(Items from a dataset)
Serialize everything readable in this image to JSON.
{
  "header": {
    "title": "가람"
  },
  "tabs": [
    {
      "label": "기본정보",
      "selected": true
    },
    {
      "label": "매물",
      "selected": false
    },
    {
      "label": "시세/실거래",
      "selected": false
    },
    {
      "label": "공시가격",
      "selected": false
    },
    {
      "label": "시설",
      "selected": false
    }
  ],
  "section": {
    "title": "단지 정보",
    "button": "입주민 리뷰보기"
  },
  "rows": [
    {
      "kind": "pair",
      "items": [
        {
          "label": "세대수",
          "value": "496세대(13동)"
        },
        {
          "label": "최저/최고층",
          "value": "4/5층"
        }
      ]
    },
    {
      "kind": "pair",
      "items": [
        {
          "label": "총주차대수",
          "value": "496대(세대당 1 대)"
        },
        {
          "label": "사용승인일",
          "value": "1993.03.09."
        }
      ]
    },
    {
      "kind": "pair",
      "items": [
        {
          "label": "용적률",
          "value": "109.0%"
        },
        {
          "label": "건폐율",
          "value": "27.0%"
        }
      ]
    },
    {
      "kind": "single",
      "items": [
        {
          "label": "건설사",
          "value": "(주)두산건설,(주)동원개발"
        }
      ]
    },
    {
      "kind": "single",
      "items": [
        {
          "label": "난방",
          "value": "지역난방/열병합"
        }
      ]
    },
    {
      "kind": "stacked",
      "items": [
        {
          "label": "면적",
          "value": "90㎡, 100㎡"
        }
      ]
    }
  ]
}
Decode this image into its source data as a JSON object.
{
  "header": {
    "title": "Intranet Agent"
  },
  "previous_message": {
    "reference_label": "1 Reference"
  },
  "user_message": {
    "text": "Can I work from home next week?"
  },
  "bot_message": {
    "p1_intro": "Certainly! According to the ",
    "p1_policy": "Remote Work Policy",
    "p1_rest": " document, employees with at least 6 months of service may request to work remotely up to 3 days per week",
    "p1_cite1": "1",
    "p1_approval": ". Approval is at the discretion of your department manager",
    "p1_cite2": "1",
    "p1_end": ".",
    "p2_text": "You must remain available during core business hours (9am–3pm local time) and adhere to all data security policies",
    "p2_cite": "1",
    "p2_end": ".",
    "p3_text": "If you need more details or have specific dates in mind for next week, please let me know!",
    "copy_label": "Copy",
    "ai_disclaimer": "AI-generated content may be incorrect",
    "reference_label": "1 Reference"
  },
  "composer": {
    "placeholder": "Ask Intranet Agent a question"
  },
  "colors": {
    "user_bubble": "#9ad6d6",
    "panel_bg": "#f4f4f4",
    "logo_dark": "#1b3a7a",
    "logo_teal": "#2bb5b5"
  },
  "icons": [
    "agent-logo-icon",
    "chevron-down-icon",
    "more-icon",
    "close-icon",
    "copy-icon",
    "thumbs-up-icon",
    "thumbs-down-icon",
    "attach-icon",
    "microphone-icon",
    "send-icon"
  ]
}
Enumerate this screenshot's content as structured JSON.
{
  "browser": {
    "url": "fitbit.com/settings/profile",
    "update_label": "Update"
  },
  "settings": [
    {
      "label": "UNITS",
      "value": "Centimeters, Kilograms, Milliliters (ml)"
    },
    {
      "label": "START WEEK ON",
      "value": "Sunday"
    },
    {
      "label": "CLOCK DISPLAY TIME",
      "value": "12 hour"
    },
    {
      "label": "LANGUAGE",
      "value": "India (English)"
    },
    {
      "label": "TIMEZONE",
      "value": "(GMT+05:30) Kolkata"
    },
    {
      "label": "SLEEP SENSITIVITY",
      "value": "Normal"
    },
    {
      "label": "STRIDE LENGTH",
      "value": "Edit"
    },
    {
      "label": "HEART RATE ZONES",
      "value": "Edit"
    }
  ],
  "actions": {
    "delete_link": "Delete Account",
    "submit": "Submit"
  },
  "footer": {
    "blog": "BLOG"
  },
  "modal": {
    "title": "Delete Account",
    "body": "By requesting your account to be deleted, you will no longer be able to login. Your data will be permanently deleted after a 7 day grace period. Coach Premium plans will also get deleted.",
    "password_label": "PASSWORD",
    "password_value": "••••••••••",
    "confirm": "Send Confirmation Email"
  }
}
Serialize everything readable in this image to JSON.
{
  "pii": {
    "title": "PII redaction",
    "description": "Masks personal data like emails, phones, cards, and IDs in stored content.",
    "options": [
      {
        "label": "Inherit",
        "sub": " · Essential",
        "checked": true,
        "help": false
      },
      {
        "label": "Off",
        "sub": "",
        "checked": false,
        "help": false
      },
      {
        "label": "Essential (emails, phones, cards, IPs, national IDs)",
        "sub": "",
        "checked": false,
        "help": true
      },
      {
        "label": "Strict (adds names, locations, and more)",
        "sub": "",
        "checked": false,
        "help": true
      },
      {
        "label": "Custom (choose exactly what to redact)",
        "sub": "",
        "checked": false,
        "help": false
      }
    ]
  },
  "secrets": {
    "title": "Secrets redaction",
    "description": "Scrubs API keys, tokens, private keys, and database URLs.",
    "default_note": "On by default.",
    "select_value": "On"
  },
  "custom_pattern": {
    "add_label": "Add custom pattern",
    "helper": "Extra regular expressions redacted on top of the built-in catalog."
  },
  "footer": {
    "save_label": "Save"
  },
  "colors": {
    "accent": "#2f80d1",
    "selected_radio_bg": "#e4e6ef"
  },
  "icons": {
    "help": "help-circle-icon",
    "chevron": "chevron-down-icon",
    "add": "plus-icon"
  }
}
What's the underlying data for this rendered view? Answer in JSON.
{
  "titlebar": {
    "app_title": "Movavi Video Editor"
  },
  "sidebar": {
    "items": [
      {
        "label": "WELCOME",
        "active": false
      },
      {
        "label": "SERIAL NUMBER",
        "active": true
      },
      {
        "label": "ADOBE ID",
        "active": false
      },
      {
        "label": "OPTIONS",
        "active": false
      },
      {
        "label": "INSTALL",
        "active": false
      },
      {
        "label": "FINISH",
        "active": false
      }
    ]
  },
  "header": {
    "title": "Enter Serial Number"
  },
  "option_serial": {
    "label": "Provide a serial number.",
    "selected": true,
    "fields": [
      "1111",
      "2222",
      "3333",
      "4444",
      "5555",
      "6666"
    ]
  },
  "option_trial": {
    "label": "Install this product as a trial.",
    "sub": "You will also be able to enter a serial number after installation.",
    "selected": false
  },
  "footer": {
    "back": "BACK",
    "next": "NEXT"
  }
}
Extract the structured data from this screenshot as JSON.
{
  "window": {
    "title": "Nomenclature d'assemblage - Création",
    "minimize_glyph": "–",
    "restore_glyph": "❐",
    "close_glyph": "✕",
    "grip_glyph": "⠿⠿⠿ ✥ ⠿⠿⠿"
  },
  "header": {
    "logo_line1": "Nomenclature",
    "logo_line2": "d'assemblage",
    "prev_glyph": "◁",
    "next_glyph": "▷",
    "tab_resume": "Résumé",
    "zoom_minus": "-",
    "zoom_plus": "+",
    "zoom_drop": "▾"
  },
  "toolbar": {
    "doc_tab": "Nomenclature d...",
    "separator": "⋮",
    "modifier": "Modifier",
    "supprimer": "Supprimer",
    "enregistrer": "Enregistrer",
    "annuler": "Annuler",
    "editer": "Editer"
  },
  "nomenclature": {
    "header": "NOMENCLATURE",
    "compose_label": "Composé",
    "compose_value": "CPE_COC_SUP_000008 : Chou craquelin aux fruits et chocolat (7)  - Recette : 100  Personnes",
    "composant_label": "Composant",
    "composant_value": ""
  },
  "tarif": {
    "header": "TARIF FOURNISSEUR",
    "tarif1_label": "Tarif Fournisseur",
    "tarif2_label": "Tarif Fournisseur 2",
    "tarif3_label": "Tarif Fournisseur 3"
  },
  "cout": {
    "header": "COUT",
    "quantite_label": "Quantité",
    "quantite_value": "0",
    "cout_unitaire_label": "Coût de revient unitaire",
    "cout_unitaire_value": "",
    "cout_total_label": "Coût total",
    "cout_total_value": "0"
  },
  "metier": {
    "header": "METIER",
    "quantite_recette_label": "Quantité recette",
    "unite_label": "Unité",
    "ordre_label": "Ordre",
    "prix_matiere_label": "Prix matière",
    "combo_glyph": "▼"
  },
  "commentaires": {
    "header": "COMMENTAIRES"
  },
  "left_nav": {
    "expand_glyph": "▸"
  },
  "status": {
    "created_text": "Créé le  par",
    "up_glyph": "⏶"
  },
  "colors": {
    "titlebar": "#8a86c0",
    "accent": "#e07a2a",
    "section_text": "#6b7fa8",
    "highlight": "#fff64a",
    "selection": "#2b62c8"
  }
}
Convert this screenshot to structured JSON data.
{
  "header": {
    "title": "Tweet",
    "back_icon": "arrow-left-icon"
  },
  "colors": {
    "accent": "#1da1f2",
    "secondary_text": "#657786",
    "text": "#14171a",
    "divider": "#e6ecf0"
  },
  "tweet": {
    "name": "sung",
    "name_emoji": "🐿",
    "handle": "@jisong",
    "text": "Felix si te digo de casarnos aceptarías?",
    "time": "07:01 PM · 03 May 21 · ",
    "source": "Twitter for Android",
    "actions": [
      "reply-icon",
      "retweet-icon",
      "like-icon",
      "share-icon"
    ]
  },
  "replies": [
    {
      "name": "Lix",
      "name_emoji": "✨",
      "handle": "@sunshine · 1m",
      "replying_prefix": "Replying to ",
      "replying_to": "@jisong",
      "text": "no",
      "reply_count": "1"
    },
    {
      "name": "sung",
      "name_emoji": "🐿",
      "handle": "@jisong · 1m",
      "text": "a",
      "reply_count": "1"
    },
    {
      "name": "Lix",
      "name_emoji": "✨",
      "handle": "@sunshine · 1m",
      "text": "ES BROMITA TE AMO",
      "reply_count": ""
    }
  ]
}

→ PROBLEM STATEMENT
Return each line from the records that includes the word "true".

→ EXERCISE RESPONSE
      "selected": true
        "checked": true,
        "help": true
        "help": true
        "active": true
    "selected": true,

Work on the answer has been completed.